Journal Article

Brief report. Acute respiratory tract infections in Indian children with special reference to <i>Mycoplasma pneumoniae</i>

A Pandey, R Chaudhry, N Nisar and SK Kabra

in Journal of Tropical Pediatrics

Volume 46, issue 6, pages 371-374
Published in print December 2000 | ISSN: 0142-6338
Published online December 2000 | e-ISSN: 1465-3664 | DOI: http://dx.doi.org/10.1093/tropej/46.6.371
Brief report. Acute respiratory tract infections in Indian children with special reference to Mycoplasma pneumoniae

Show Summary Details

Preview

A total of 70 Indian children of either sex and under 5 years of age who were admitted to the All India Institute of Medical Sciences, New Delhi during a 1-year period (January 1994-December 1994) with complaints suggestive of acute respiratory tract infections (ARTI), were investigated for bacterial aetiology of infection with special reference to Mycoplasma pneumoniae. Microbial aetiology could be established in 44/70 (62.8 per cent) of cases of ARTI. Mycoplasma pneumoniae infection was seen in 21/70 (30 per cent), aerobic bacteria in 14/70 (20 per cent), Chlamydia pneumoniae in 2/70 (2.8 per cent), and mixed infection with mycoplasma either with bacteria and/or chlamydia in 7/70 (10 per cent). However, in 26/70 (37.1 per cent) cases no cause could be detected. Diagnosis of infection with M.pneumoniae was based on culture in 2/20 (10 per cent) cases, antigen detection in throat swab by indirect immunofluorescence assay using specific antibody in 16/70 (22.8 per cent) cases, and demonstration of IgM antibody in serum by serodia Myco II particle agglutination test in 17/70 (24.2 per cent). Streptococcus pneumoniae (9/70, 12.8 per cent) and Staphylococcus aureus (5/70, 7.1 per cent) were the aerobic isolates from blood in these patients. Results of this study indicate that M.pneumoniae plays a significant role in respiratory tract infection in an Indian paediatric population. Rapid diagnostic procedures, such as antigen detection and IgM antibody demonstration, should be used more widely to determine the infective aetiology early in the course of illness. The study also highlights the mixed aetiology in ARTI in children, which has important therapeutic implications.

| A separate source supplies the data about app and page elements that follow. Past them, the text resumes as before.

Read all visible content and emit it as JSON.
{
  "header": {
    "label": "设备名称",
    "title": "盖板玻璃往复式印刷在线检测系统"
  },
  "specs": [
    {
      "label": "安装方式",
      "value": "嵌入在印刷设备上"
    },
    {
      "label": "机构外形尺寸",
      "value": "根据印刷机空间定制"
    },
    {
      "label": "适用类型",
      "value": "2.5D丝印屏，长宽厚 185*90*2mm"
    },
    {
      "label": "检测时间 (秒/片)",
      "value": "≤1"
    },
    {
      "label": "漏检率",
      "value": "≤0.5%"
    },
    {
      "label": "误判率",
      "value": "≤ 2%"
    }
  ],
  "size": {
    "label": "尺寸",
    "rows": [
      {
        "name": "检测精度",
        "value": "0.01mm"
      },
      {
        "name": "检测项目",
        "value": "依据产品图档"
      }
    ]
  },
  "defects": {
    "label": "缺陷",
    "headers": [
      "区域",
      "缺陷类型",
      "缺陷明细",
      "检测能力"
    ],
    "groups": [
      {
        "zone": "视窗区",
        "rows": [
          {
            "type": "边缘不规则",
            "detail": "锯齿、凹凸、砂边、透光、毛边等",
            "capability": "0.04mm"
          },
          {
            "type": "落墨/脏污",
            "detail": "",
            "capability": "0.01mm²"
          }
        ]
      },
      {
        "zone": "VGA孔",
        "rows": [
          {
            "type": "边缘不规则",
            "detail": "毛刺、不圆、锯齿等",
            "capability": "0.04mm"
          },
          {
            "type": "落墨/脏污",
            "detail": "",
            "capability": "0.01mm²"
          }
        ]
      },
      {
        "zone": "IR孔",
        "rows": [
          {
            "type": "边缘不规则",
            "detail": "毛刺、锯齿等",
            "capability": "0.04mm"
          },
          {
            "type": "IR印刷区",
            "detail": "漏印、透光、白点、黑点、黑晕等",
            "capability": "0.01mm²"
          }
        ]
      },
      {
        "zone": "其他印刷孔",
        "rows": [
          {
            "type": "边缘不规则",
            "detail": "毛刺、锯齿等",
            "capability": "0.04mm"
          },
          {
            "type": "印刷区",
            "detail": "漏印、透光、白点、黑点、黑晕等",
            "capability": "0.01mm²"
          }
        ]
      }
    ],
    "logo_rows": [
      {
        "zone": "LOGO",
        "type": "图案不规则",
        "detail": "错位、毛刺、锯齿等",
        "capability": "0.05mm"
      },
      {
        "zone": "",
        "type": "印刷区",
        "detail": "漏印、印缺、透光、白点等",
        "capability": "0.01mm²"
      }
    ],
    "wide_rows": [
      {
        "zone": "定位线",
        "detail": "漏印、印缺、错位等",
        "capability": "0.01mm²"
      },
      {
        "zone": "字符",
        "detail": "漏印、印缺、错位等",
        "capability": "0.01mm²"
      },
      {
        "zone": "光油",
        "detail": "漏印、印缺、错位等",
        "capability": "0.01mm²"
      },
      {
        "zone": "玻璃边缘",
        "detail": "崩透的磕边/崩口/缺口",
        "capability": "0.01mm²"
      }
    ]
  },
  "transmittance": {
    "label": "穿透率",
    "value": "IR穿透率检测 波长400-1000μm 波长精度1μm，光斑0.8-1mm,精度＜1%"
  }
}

Journal Article.  0 words. 

Subjects: Paediatrics

Full text: subscription required

How to subscribe Recommend to my Librarian

Users without a subscription are not able to see the full content. Please, subscribe or login to access all content.